At the Society of Children's Book Writers and Illustrator's conference we just had in Los Angeles, Kirby Larson gave a keynote on how whispers of the past speak into the novels we write today. Might the spunky Gilly Hopkins be spurred on by echoes of Harriet the Spy, and possibly even Mary Lennox?
I started thinking of the role of my own literary mentors in my writing. Madeleine L'Engle, whose courage to write about her questions instead of those topics about which she had sure answers, inspires me to tackle challenging topics of my own. Susan Cooper, whose books about the rising dark were lights to me when I could only see darkness in the world around me, and who to this day challenges me to write not only about my hopes, but also about my fears. And of course, C.S. Lewis, who found lens after lens through which to look at his own beliefs both through memoir and through fiction, and whose work dares me to dig deep.

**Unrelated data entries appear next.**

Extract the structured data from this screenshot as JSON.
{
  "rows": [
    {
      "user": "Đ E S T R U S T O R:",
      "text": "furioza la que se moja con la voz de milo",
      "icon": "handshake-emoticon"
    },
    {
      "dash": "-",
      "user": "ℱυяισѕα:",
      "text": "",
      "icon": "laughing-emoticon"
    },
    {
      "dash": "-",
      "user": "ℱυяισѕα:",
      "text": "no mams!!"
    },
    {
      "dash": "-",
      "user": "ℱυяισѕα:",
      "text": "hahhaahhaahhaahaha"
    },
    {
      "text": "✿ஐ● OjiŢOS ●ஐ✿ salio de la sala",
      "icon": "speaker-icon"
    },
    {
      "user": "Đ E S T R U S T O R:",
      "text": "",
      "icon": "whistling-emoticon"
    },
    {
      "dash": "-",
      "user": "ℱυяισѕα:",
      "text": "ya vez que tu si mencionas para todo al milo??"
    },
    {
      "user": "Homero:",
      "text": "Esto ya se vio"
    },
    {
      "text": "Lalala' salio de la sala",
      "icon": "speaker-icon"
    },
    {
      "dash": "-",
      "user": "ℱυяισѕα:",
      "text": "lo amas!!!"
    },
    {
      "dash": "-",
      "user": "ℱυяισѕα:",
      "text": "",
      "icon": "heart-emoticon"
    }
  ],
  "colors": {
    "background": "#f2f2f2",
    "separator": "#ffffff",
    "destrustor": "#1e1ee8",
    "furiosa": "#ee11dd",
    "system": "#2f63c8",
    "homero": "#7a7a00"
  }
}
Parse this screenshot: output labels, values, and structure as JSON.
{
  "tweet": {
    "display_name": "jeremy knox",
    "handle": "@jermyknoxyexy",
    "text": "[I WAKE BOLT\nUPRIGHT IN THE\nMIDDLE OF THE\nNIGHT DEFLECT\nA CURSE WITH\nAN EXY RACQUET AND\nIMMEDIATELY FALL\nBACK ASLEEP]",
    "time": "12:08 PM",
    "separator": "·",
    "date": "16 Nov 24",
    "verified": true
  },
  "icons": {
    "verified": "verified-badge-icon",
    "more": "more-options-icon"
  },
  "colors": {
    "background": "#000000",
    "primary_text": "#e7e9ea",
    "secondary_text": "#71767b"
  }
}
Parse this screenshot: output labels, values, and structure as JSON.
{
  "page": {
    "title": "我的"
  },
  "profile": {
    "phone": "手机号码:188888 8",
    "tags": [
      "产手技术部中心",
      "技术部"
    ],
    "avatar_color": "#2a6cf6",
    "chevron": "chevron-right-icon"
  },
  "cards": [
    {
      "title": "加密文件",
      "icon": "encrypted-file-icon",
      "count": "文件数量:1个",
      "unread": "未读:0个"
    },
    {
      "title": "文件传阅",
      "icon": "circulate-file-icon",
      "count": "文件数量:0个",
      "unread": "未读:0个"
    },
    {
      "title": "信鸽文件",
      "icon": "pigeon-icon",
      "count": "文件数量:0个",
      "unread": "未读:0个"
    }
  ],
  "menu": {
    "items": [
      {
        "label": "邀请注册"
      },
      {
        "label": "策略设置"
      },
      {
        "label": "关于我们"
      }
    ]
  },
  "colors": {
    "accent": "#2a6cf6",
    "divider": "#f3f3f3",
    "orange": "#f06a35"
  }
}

Thinking about my mentors helps me see my work in a new light, to understand on a deeper level what I'm trying to do with my work. In another of my sessions at the conference, Emma Dryden spoke about the process of revision, of seeing our work with fresh eyes. I find it so interesting how one speaker's words echo off another's and through the layers, I come away with new insight. For me, the missive is to look closely at the work I admire, and use that work as a lens through which to consider my writing. To open myself to those fresh flashes of inspiration that only come when one braves looking with new eyes at a piece of writing.
The lovely thing is, bravery begets bravery. So, take a look at your own mentors. Bravely look at your work. And your work will echo with contageous courage that will spur others on, too!